══ Extracted data ══

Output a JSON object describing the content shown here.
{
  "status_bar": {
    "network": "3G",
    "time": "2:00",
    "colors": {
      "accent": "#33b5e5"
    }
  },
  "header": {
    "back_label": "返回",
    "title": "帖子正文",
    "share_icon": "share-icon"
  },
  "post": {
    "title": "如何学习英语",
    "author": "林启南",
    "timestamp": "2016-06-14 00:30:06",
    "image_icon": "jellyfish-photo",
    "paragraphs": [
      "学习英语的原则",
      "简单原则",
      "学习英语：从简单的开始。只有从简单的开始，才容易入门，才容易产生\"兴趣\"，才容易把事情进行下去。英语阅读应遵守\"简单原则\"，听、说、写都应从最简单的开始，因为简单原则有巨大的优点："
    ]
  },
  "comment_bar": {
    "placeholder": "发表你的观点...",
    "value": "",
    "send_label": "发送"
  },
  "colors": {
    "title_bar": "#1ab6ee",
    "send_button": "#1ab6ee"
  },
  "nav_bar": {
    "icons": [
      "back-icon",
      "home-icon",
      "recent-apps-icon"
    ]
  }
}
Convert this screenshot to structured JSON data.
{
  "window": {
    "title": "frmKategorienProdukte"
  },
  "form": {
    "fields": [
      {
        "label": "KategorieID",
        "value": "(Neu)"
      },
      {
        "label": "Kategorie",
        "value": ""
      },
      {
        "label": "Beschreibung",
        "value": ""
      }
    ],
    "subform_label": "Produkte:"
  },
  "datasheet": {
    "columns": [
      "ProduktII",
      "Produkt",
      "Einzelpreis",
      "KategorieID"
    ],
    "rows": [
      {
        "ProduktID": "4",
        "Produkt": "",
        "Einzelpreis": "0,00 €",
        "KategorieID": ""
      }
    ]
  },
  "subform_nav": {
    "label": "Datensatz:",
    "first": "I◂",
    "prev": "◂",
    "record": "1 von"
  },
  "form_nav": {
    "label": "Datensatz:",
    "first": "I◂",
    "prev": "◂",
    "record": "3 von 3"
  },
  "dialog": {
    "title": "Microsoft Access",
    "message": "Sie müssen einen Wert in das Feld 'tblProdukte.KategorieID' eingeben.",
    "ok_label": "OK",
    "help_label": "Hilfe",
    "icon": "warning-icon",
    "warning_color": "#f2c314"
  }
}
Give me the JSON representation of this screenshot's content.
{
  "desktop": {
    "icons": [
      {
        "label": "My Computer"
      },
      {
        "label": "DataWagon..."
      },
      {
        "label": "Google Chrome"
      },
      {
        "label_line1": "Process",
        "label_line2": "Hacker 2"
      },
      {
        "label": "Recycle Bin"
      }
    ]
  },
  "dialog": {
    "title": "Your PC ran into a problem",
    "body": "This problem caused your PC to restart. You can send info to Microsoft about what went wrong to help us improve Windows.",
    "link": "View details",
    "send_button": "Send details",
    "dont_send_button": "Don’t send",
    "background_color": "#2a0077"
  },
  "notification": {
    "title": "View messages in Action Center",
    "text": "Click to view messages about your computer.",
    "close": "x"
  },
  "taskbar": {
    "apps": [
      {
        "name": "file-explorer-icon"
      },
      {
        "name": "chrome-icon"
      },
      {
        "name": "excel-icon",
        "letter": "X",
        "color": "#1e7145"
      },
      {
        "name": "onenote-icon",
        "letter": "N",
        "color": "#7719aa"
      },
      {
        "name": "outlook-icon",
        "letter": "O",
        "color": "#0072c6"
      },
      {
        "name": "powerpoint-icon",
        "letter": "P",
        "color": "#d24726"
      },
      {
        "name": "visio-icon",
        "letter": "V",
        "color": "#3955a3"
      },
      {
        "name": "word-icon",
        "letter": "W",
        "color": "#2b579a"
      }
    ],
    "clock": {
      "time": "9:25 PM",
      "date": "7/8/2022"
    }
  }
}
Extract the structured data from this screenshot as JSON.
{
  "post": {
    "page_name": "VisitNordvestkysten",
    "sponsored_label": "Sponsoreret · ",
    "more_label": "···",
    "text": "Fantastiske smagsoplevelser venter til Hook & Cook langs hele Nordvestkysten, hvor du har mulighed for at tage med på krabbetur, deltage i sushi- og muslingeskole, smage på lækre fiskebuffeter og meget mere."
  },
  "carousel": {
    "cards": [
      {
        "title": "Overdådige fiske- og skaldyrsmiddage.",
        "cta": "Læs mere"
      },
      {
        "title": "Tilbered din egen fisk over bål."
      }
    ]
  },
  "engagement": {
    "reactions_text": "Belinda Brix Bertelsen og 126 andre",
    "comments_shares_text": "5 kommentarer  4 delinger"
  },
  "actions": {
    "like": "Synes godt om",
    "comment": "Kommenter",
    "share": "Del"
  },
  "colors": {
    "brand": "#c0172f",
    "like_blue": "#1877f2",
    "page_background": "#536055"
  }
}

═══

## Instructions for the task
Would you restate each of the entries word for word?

## Result of the exercise
Output a JSON object describing the content shown here.
{
  "status_bar": {
    "network": "3G",
    "time": "2:00",
    "colors": {
      "accent": "#33b5e5"
    }
  },
  "header": {
    "back_label": "返回",
    "title": "帖子正文",
    "share_icon": "share-icon"
  },
  "post": {
    "title": "如何学习英语",
    "author": "林启南",
    "timestamp": "2016-06-14 00:30:06",
    "image_icon": "jellyfish-photo",
    "paragraphs": [
      "学习英语的原则",
      "简单原则",
      "学习英语：从简单的开始。只有从简单的开始，才容易入门，才容易产生\"兴趣\"，才容易把事情进行下去。英语阅读应遵守\"简单原则\"，听、说、写都应从最简单的开始，因为简单原则有巨大的优点："
    ]
  },
  "comment_bar": {
    "placeholder": "发表你的观点...",
    "value": "",
    "send_label": "发送"
  },
  "colors": {
    "title_bar": "#1ab6ee",
    "send_button": "#1ab6ee"
  },
  "nav_bar": {
    "icons": [
      "back-icon",
      "home-icon",
      "recent-apps-icon"
    ]
  }
}
Convert this screenshot to structured JSON data.
{
  "window": {
    "title": "frmKategorienProdukte"
  },
  "form": {
    "fields": [
      {
        "label": "KategorieID",
        "value": "(Neu)"
      },
      {
        "label": "Kategorie",
        "value": ""
      },
      {
        "label": "Beschreibung",
        "value": ""
      }
    ],
    "subform_label": "Produkte:"
  },
  "datasheet": {
    "columns": [
      "ProduktII",
      "Produkt",
      "Einzelpreis",
      "KategorieID"
    ],
    "rows": [
      {
        "ProduktID": "4",
        "Produkt": "",
        "Einzelpreis": "0,00 €",
        "KategorieID": ""
      }
    ]
  },
  "subform_nav": {
    "label": "Datensatz:",
    "first": "I◂",
    "prev": "◂",
    "record": "1 von"
  },
  "form_nav": {
    "label": "Datensatz:",
    "first": "I◂",
    "prev": "◂",
    "record": "3 von 3"
  },
  "dialog": {
    "title": "Microsoft Access",
    "message": "Sie müssen einen Wert in das Feld 'tblProdukte.KategorieID' eingeben.",
    "ok_label": "OK",
    "help_label": "Hilfe",
    "icon": "warning-icon",
    "warning_color": "#f2c314"
  }
}
Give me the JSON representation of this screenshot's content.
{
  "desktop": {
    "icons": [
      {
        "label": "My Computer"
      },
      {
        "label": "DataWagon..."
      },
      {
        "label": "Google Chrome"
      },
      {
        "label_line1": "Process",
        "label_line2": "Hacker 2"
      },
      {
        "label": "Recycle Bin"
      }
    ]
  },
  "dialog": {
    "title": "Your PC ran into a problem",
    "body": "This problem caused your PC to restart. You can send info to Microsoft about what went wrong to help us improve Windows.",
    "link": "View details",
    "send_button": "Send details",
    "dont_send_button": "Don’t send",
    "background_color": "#2a0077"
  },
  "notification": {
    "title": "View messages in Action Center",
    "text": "Click to view messages about your computer.",
    "close": "x"
  },
  "taskbar": {
    "apps": [
      {
        "name": "file-explorer-icon"
      },
      {
        "name": "chrome-icon"
      },
      {
        "name": "excel-icon",
        "letter": "X",
        "color": "#1e7145"
      },
      {
        "name": "onenote-icon",
        "letter": "N",
        "color": "#7719aa"
      },
      {
        "name": "outlook-icon",
        "letter": "O",
        "color": "#0072c6"
      },
      {
        "name": "powerpoint-icon",
        "letter": "P",
        "color": "#d24726"
      },
      {
        "name": "visio-icon",
        "letter": "V",
        "color": "#3955a3"
      },
      {
        "name": "word-icon",
        "letter": "W",
        "color": "#2b579a"
      }
    ],
    "clock": {
      "time": "9:25 PM",
      "date": "7/8/2022"
    }
  }
}
Extract the structured data from this screenshot as JSON.
{
  "post": {
    "page_name": "VisitNordvestkysten",
    "sponsored_label": "Sponsoreret · ",
    "more_label": "···",
    "text": "Fantastiske smagsoplevelser venter til Hook & Cook langs hele Nordvestkysten, hvor du har mulighed for at tage med på krabbetur, deltage i sushi- og muslingeskole, smage på lækre fiskebuffeter og meget mere."
  },
  "carousel": {
    "cards": [
      {
        "title": "Overdådige fiske- og skaldyrsmiddage.",
        "cta": "Læs mere"
      },
      {
        "title": "Tilbered din egen fisk over bål."
      }
    ]
  },
  "engagement": {
    "reactions_text": "Belinda Brix Bertelsen og 126 andre",
    "comments_shares_text": "5 kommentarer  4 delinger"
  },
  "actions": {
    "like": "Synes godt om",
    "comment": "Kommenter",
    "share": "Del"
  },
  "colors": {
    "brand": "#c0172f",
    "like_blue": "#1877f2",
    "page_background": "#536055"
  }
}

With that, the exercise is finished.